→ Work order:
The required output is all lines below that contain the word "icon".

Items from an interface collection
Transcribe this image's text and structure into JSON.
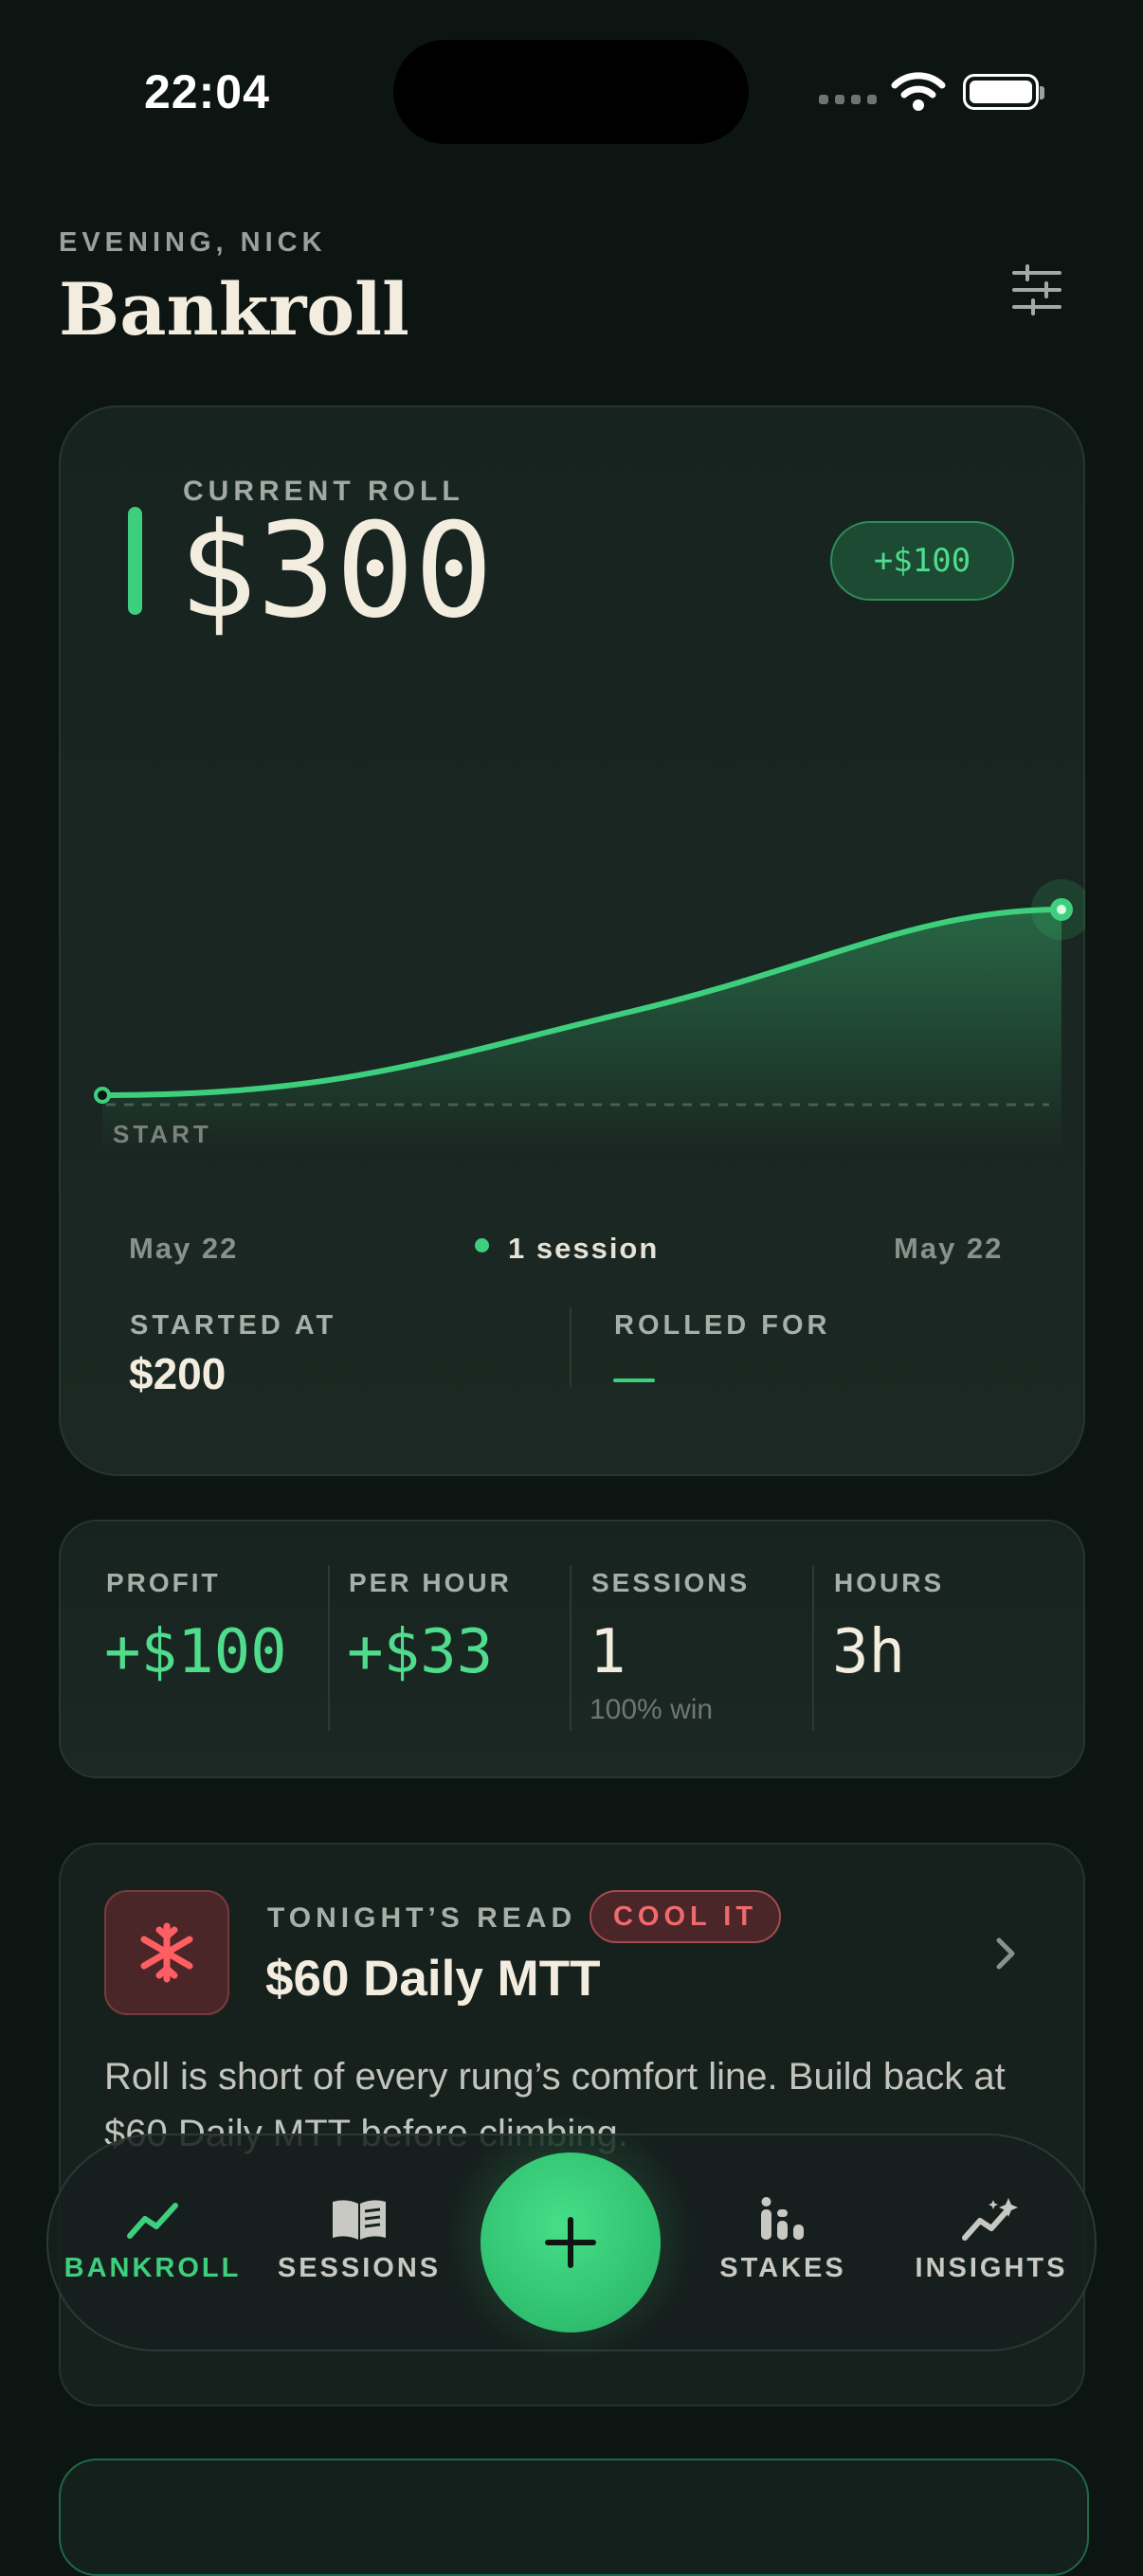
{
  "status_bar": {
    "time": "22:04"
  },
  "header": {
    "greeting": "EVENING, NICK",
    "title": "Bankroll"
  },
  "roll": {
    "label": "CURRENT ROLL",
    "value": "$300",
    "delta": "+$100",
    "start_label": "START",
    "date_start": "May 22",
    "date_end": "May 22",
    "session_count": "1 session",
    "started_at_label": "STARTED AT",
    "started_at_value": "$200",
    "rolled_for_label": "ROLLED FOR",
    "accent_color": "#3ecf7d"
  },
  "chart_data": {
    "type": "area",
    "x": [
      "start",
      "end"
    ],
    "series": [
      {
        "values": [
          200,
          300
        ]
      }
    ],
    "baseline": 200
  },
  "stats": [
    {
      "label": "PROFIT",
      "value": "+$100",
      "tone": "green"
    },
    {
      "label": "PER HOUR",
      "value": "+$33",
      "tone": "green"
    },
    {
      "label": "SESSIONS",
      "value": "1",
      "sub": "100% win",
      "tone": "cream"
    },
    {
      "label": "HOURS",
      "value": "3h",
      "tone": "cream"
    }
  ],
  "read": {
    "label": "TONIGHT’S READ",
    "badge": "COOL IT",
    "title": "$60 Daily MTT",
    "body": "Roll is short of every rung’s comfort line. Build back at $60 Daily MTT before climbing.",
    "icon": "snowflake-icon"
  },
  "tabs": [
    {
      "label": "BANKROLL",
      "icon": "trend-icon",
      "active": true
    },
    {
      "label": "SESSIONS",
      "icon": "book-icon",
      "active": false
    },
    {
      "label": "STAKES",
      "icon": "stakes-icon",
      "active": false
    },
    {
      "label": "INSIGHTS",
      "icon": "sparkle-chart-icon",
      "active": false
    }
  ]
}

→ Output of the task:
    "icon": "snowflake-icon"
      "icon": "trend-icon",
      "icon": "book-icon",
      "icon": "stakes-icon",
      "icon": "sparkle-chart-icon",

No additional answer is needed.